Lawsuit challenges funding on $630M Arkansas highway project
LITTLE ROCK (AP) — Five Arkansas residents have filed a lawsuit to challenge whether a large part of funding can be spent on a $630 million project to improve the Interstate 30 corridor through Little Rock and North Little Rock.
The lawsuit filed Wednesday contends that Connecting Arkansas Program money can't be spent on Interstate 30 because it's a six-lane highway, the Arkansas Democrat-Gazette reported. The lawsuit argues that Amendment 91, which governs the money spent under Connecting Arkansas, limits the program to only fund improvements to four-lane highways or two-lane highways that are widened to four lanes.

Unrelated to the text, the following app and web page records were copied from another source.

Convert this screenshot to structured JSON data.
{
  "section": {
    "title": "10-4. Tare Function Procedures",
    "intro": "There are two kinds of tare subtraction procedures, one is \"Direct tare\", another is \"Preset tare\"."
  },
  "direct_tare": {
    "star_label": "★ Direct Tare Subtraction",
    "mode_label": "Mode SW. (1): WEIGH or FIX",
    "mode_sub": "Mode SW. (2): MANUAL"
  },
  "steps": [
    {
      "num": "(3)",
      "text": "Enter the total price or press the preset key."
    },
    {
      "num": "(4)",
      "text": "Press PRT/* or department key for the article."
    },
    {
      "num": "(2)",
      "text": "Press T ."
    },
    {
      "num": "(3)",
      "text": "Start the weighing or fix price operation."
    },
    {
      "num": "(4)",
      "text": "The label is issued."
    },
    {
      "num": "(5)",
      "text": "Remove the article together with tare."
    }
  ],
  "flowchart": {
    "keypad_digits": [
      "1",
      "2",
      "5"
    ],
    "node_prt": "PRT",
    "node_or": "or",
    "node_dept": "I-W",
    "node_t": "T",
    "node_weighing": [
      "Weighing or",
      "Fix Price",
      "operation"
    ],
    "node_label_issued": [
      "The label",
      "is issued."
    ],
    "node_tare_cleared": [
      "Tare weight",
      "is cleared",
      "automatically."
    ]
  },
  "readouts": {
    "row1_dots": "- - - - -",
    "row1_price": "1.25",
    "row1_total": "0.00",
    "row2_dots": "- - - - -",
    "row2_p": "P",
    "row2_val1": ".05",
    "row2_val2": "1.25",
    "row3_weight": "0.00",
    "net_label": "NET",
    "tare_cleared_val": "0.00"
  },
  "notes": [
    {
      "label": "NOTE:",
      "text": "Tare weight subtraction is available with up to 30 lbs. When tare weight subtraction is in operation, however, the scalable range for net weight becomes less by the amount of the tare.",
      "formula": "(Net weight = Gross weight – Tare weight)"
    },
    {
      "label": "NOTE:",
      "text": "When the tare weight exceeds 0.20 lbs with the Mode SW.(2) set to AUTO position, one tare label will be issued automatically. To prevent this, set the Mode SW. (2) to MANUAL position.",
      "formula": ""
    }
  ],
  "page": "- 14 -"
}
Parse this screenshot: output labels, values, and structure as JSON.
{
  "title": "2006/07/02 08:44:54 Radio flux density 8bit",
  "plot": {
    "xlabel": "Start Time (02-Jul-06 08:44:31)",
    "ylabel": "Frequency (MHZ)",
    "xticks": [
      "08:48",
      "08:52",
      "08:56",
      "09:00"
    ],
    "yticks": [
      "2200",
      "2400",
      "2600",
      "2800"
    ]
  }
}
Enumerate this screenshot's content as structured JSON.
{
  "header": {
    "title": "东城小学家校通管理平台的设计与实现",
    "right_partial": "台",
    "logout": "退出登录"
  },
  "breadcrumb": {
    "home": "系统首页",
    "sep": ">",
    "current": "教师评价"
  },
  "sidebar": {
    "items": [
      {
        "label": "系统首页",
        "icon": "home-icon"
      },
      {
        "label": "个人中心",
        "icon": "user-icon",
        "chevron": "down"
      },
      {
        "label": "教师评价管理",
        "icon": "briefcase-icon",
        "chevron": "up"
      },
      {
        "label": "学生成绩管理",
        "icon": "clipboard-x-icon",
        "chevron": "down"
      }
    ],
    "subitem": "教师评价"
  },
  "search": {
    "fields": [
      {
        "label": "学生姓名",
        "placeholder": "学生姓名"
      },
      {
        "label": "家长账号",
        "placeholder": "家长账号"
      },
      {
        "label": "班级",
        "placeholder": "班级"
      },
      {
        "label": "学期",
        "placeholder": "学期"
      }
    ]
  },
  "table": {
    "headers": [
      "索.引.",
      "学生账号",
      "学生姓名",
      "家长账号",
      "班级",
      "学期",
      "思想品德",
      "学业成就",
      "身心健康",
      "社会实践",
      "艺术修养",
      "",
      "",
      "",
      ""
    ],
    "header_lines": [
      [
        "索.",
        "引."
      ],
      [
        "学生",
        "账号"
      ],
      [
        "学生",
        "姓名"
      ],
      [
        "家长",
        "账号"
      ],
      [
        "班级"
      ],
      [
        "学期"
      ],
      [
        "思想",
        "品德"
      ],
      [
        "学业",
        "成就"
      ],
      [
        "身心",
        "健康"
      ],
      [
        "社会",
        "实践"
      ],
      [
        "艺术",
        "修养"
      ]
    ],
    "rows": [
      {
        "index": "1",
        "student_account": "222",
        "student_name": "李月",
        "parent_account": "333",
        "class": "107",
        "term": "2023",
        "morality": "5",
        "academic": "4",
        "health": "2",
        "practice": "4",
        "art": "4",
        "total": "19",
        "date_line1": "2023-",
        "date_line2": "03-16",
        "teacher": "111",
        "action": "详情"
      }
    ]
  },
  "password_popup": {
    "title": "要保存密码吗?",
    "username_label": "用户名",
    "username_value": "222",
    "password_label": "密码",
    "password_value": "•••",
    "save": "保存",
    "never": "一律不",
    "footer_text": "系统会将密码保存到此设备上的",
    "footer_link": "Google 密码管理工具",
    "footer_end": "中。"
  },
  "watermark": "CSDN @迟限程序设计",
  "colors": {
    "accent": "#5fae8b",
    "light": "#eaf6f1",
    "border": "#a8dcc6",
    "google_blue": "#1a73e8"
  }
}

Voters in 2012 approved Amendment 91, which increased the state sales tax by half a percent for 10 years to help fund the Connecting Arkansas Program. The program funds regionally significant highway projects and is contributing about $448 million for the I-30 project.
But the lawsuit contends that the I-30 project, which widens a six-lane highway to 10 lanes, doesn't meet
the amendment standards to receive the program's sales-tax proceeds.
"As the 30 Crossing is proposed right now, I'm not saying the Highway Department can't get funds from somewhere else, but they can't use the funds they are currently using through the Connecting Arkansas Program," said attorney Justin Zachary, who filed the lawsuit on behalf of the five residents. The lead plaintiff, Richard Mason, is a geologist, developer and a former president of the Arkansas Wildlife Federation.
The lawsuit also claims that Amendment 91 prohibits the proceeds from being spent on an ongoing project to widen part of Interstate 630 in Little Rock from six lanes to eight lanes. The Connecting Arkansas Program is contributing about $58 million to the I-630 project, according to court documents.
The lawsuit seeks a judgment that spending the sales-tax proceeds on the projects is unconstitutional, and requests any money spent on the projects to be returned.
The lawsuit names as defendants five members of the Arkansas Highway Commission; Arkansas Transportation Department Director Scott Bennett; state Treasurer Dennis Milligan; state Auditor Andrea Lee; Arkansas Department of Finance and Administration Director Larry Walther; and Gov. Asa Hutchinson. Hutchinson's spokesman, J.R. Davis, said the governor declined to comment on the lawsuit.